DW in the News: Changing Skyline: Can Philadelphia's new planning chief be all things to all people?

January 1, 2016

Inga Saffron, Inquirer Architecture Critic, asks the question: Can Anne Fadullon, Philadelphia's new Director of Planning and Development, be all things to all people?

Philly.com: Changing Skyline: Can Philadelphia's new planning chief be all things to all people?

By Inga Saffron | January 1, 2016

 

Jim Kenney ran for mayor as the great coalition-builder, bringing together a collection of the city's strangest bedfellows: New Philadelphians and the old. Bike-riding millennials and the building trade unions. Real estate developers mining the city for buildable lots and people unsettled by the explosion of new housing in their once-unchanging neighborhoods.

 

This week, Kenney pulled off a similar magic trick when he named a planning director who manages to appeal to all those groups.

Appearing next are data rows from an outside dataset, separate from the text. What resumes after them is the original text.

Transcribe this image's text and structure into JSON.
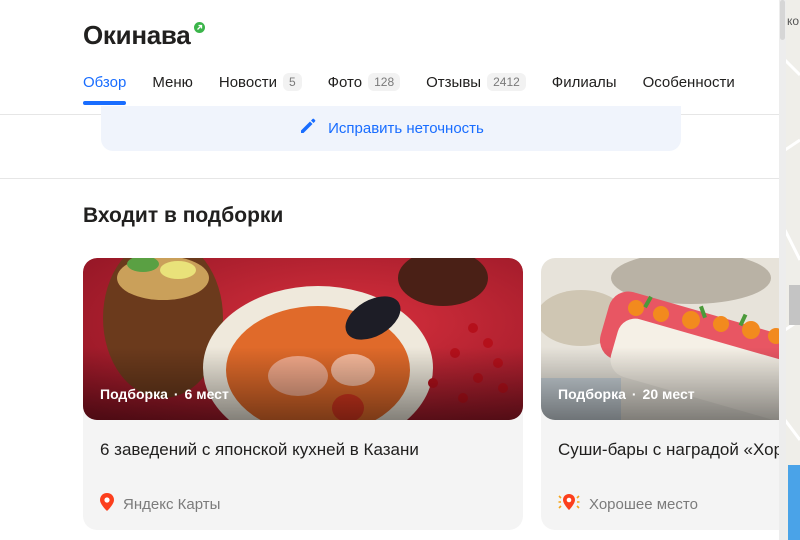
{
  "header": {
    "title": "Окинава"
  },
  "tabs": [
    {
      "label": "Обзор",
      "active": true
    },
    {
      "label": "Меню"
    },
    {
      "label": "Новости",
      "count": "5"
    },
    {
      "label": "Фото",
      "count": "128"
    },
    {
      "label": "Отзывы",
      "count": "2412"
    },
    {
      "label": "Филиалы"
    },
    {
      "label": "Особенности"
    }
  ],
  "fix": {
    "label": "Исправить неточность",
    "icon": "pencil-icon"
  },
  "collections": {
    "title": "Входит в подборки",
    "cards": [
      {
        "meta_type": "Подборка",
        "meta_count": "6 мест",
        "name": "6 заведений с японской кухней в Казани",
        "source": "Яндекс Карты",
        "source_icon": "map-pin-icon"
      },
      {
        "meta_type": "Подборка",
        "meta_count": "20 мест",
        "name": "Суши-бары с наградой «Хорошее место» в Казани",
        "source": "Хорошее место",
        "source_icon": "good-place-icon"
      }
    ]
  },
  "map": {
    "label": "ко"
  },
  "colors": {
    "accent": "#196dff",
    "verified": "#3bb54a"
  }
}
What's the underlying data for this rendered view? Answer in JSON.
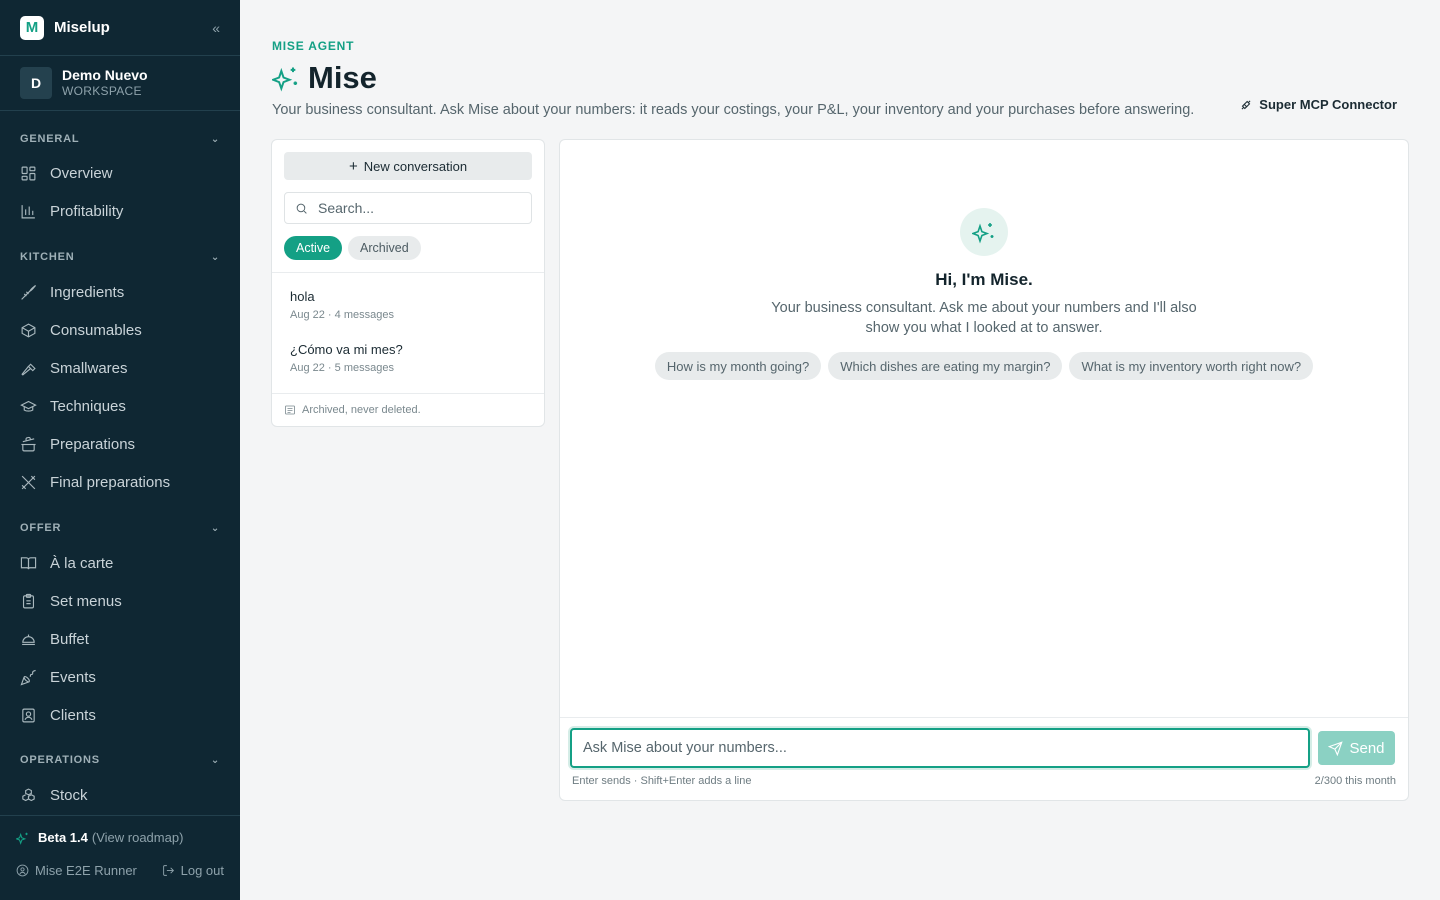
{
  "brand": {
    "logo_letter": "M",
    "name": "Miselup",
    "collapse_icon": "double-chevron-left-icon"
  },
  "workspace": {
    "avatar": "D",
    "name": "Demo Nuevo",
    "label": "WORKSPACE"
  },
  "sidebar": {
    "sections": [
      {
        "title": "GENERAL",
        "items": [
          {
            "label": "Overview",
            "icon": "grid-icon"
          },
          {
            "label": "Profitability",
            "icon": "bar-chart-icon"
          }
        ]
      },
      {
        "title": "KITCHEN",
        "items": [
          {
            "label": "Ingredients",
            "icon": "carrot-icon"
          },
          {
            "label": "Consumables",
            "icon": "box-icon"
          },
          {
            "label": "Smallwares",
            "icon": "hammer-icon"
          },
          {
            "label": "Techniques",
            "icon": "graduation-cap-icon"
          },
          {
            "label": "Preparations",
            "icon": "cooking-pot-icon"
          },
          {
            "label": "Final preparations",
            "icon": "utensils-icon"
          }
        ]
      },
      {
        "title": "OFFER",
        "items": [
          {
            "label": "À la carte",
            "icon": "book-open-icon"
          },
          {
            "label": "Set menus",
            "icon": "clipboard-icon"
          },
          {
            "label": "Buffet",
            "icon": "cloche-icon"
          },
          {
            "label": "Events",
            "icon": "party-popper-icon"
          },
          {
            "label": "Clients",
            "icon": "contact-icon"
          }
        ]
      },
      {
        "title": "OPERATIONS",
        "items": [
          {
            "label": "Stock",
            "icon": "boxes-icon"
          }
        ]
      }
    ],
    "footer": {
      "beta_label": "Beta 1.4",
      "roadmap_link": "(View roadmap)",
      "user": "Mise E2E Runner",
      "logout": "Log out"
    }
  },
  "header": {
    "eyebrow": "MISE AGENT",
    "title": "Mise",
    "subtitle": "Your business consultant. Ask Mise about your numbers: it reads your costings, your P&L, your inventory and your purchases before answering.",
    "mcp_link": "Super MCP Connector"
  },
  "conversations": {
    "new_button": "New conversation",
    "search_placeholder": "Search...",
    "filters": {
      "active": "Active",
      "archived": "Archived"
    },
    "items": [
      {
        "title": "hola",
        "meta": "Aug 22 · 4 messages"
      },
      {
        "title": "¿Cómo va mi mes?",
        "meta": "Aug 22 · 5 messages"
      }
    ],
    "footer_note": "Archived, never deleted."
  },
  "chat": {
    "greeting": "Hi, I'm Mise.",
    "intro": "Your business consultant. Ask me about your numbers and I'll also show you what I looked at to answer.",
    "suggestions": [
      "How is my month going?",
      "Which dishes are eating my margin?",
      "What is my inventory worth right now?"
    ],
    "input_placeholder": "Ask Mise about your numbers...",
    "send_label": "Send",
    "hint": "Enter sends · Shift+Enter adds a line",
    "quota": "2/300 this month"
  },
  "colors": {
    "accent": "#14a085",
    "sidebar_bg": "#0f2733",
    "page_bg": "#f4f5f6"
  }
}
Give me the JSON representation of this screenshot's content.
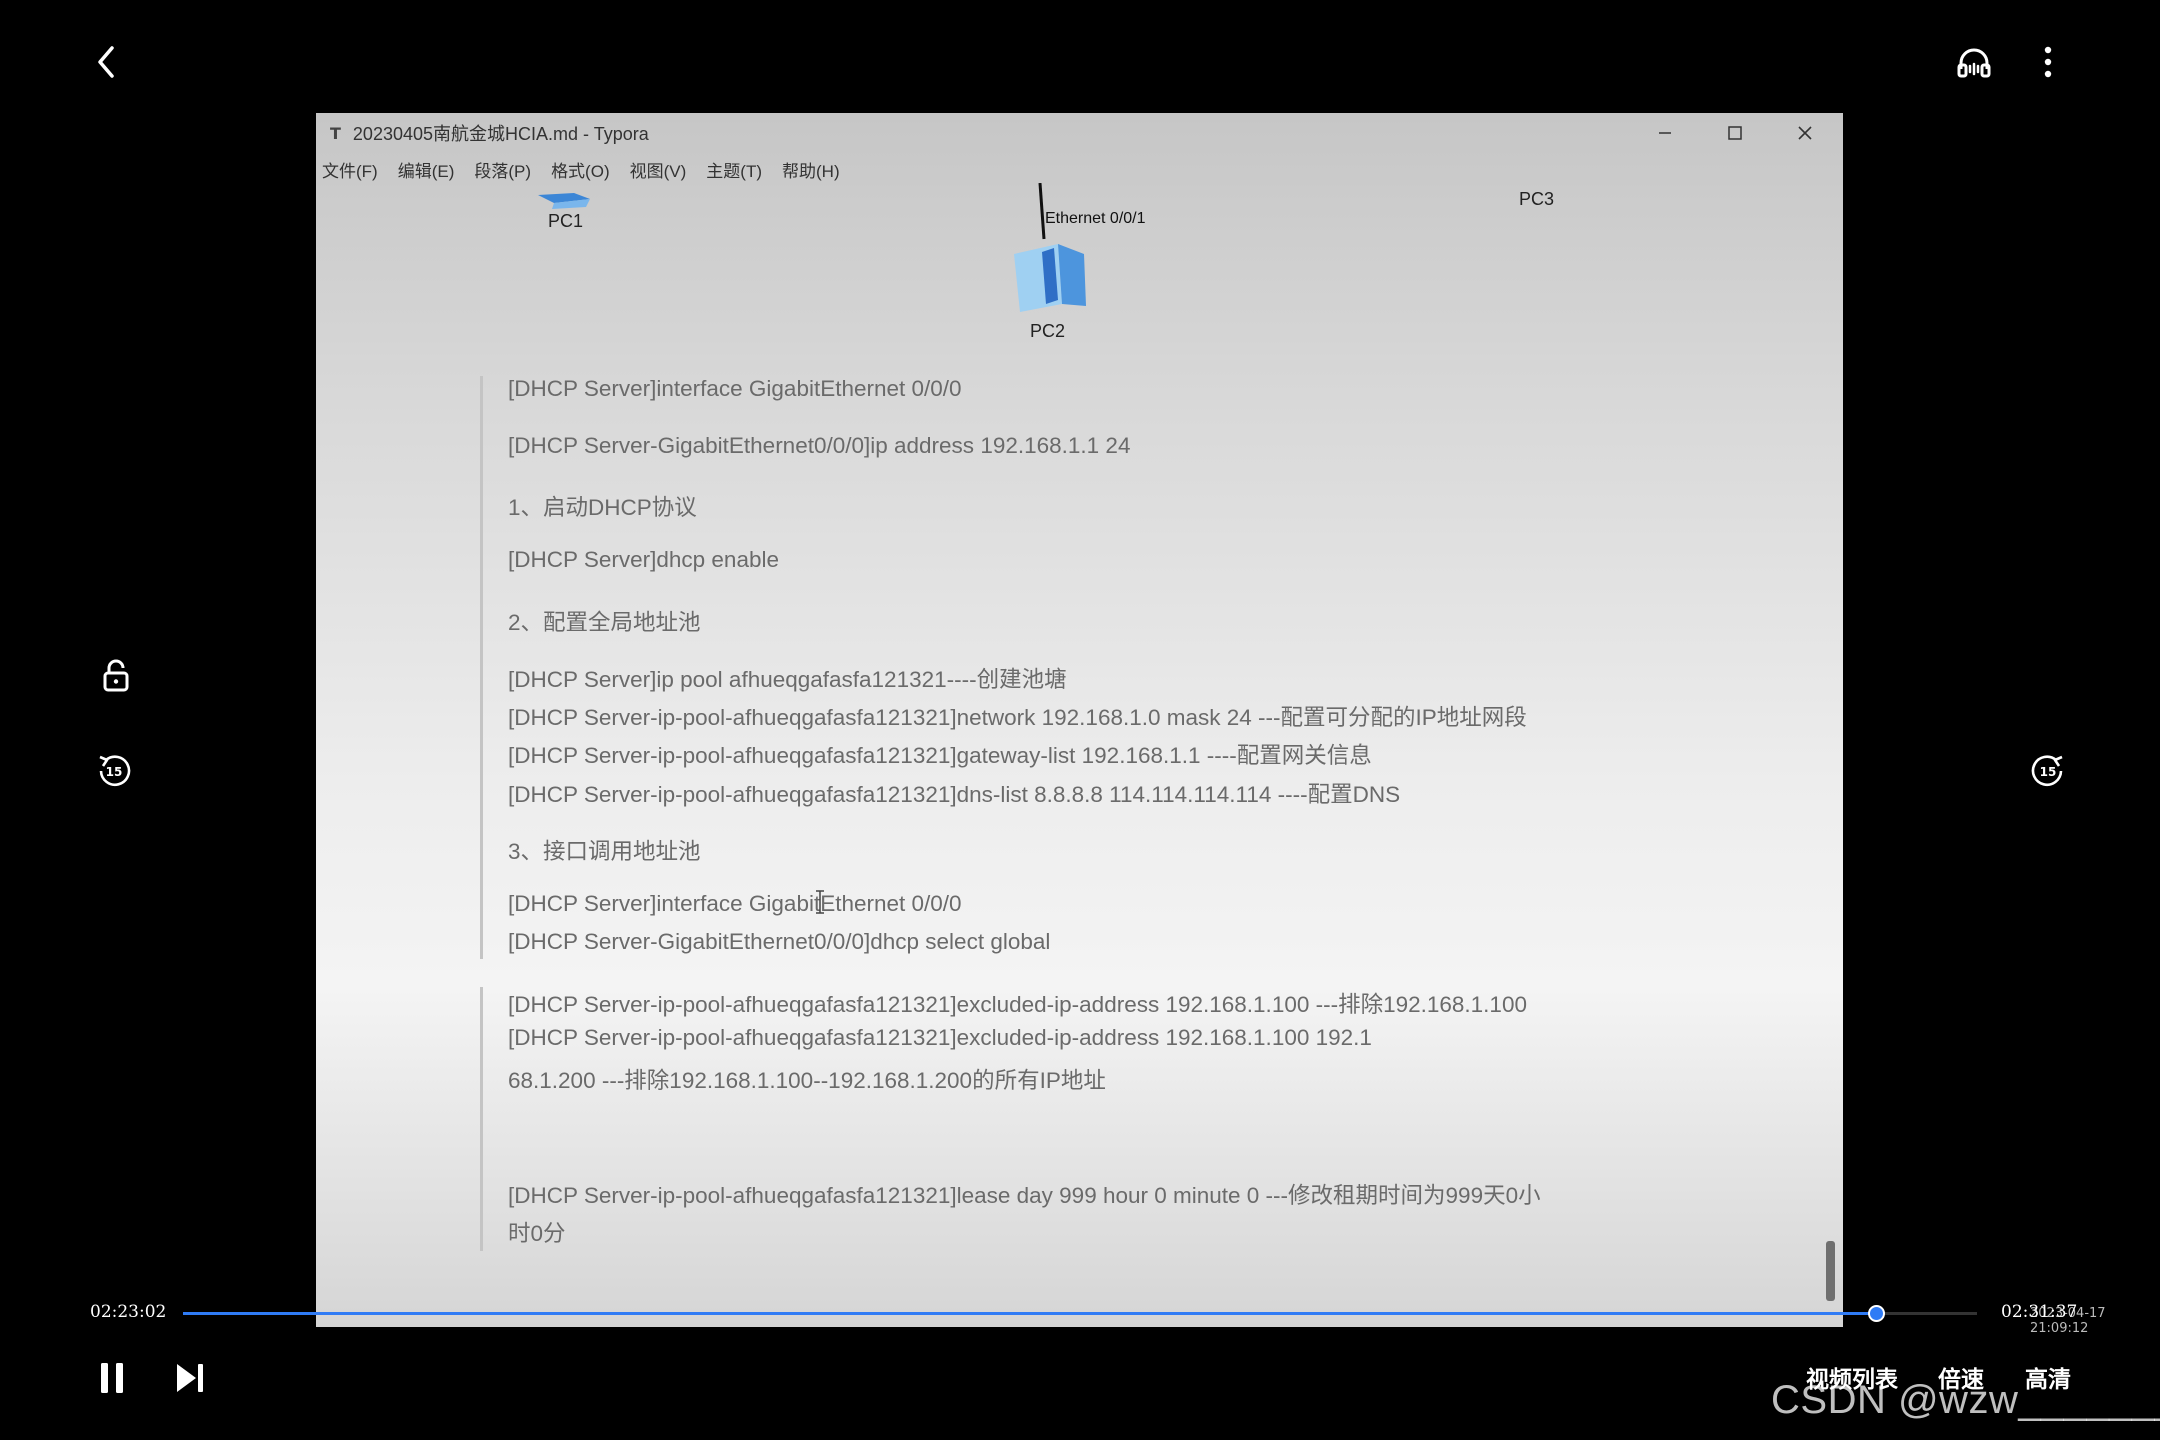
{
  "window": {
    "logo": "T",
    "title": "20230405南航金城HCIA.md - Typora"
  },
  "menu": [
    "文件(F)",
    "编辑(E)",
    "段落(P)",
    "格式(O)",
    "视图(V)",
    "主题(T)",
    "帮助(H)"
  ],
  "topology": {
    "pc1": "PC1",
    "pc2": "PC2",
    "pc3": "PC3",
    "ethernet": "Ethernet 0/0/1"
  },
  "doc_lines": [
    "[DHCP Server]interface GigabitEthernet 0/0/0",
    "[DHCP Server-GigabitEthernet0/0/0]ip address 192.168.1.1 24",
    "1、启动DHCP协议",
    "[DHCP Server]dhcp enable",
    "2、配置全局地址池",
    "[DHCP Server]ip pool afhueqgafasfa121321----创建池塘",
    "[DHCP Server-ip-pool-afhueqgafasfa121321]network 192.168.1.0 mask 24  ---配置可分配的IP地址网段",
    "[DHCP Server-ip-pool-afhueqgafasfa121321]gateway-list 192.168.1.1  ----配置网关信息",
    "[DHCP Server-ip-pool-afhueqgafasfa121321]dns-list 8.8.8.8 114.114.114.114  ----配置DNS",
    "3、接口调用地址池",
    "[DHCP Server]interface GigabitEthernet 0/0/0",
    "[DHCP Server-GigabitEthernet0/0/0]dhcp select global",
    "[DHCP Server-ip-pool-afhueqgafasfa121321]excluded-ip-address 192.168.1.100  ---排除192.168.1.100",
    "[DHCP Server-ip-pool-afhueqgafasfa121321]excluded-ip-address 192.168.1.100 192.1",
    "68.1.200   ---排除192.168.1.100--192.168.1.200的所有IP地址",
    "[DHCP Server-ip-pool-afhueqgafasfa121321]lease day 999 hour 0 minute 0   ---修改租期时间为999天0小",
    "时0分"
  ],
  "player": {
    "elapsed": "02:23:02",
    "total": "02:31:37",
    "timestamp": "2023-04-17 21:09:12",
    "progress": 0.9437,
    "list_label": "视频列表",
    "speed_label": "倍速",
    "quality_label": "高清",
    "skip_back_label": "15",
    "skip_fwd_label": "15",
    "icons": [
      "back-icon",
      "headset-icon",
      "more-icon",
      "lock-icon",
      "skip-back-15-icon",
      "skip-forward-15-icon",
      "pause-icon",
      "next-icon"
    ]
  },
  "watermark": "CSDN @wzw________"
}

Anne Fadullon, 52, who takes over the newly created Department of Planning and Development on Monday, has been a city planner, a real estate developer, an influential lobbyist for the construction industry, and an advocate for affordable housing. She has done stints at the Redevelopment Authority, which focuses on helping blighted neighborhoods, and the Dale Corp., a development company nestled in suburban Glenside. All the while, she has remained a darling of the city's Jane Jacobs-loving urbanists, serving on the boards of PlanPhilly and the Design Advocacy Group.

 

So it's no surprise her appointment was lauded by the folks who spend their days parsing zoning bonuses and planning guidelines.

I checked in with a half-dozen people, representing the full spectrum of ideologies, and nearly all called Fadullon an inspired choice.

 

For Kenney, Fadullon's greatest strength is that she's practical.

 

Read the rest at Philly.com

Please reload

©2016 The Development Workshop, Inc.                                                                                                                                                                                                                        Created in Philadelphia.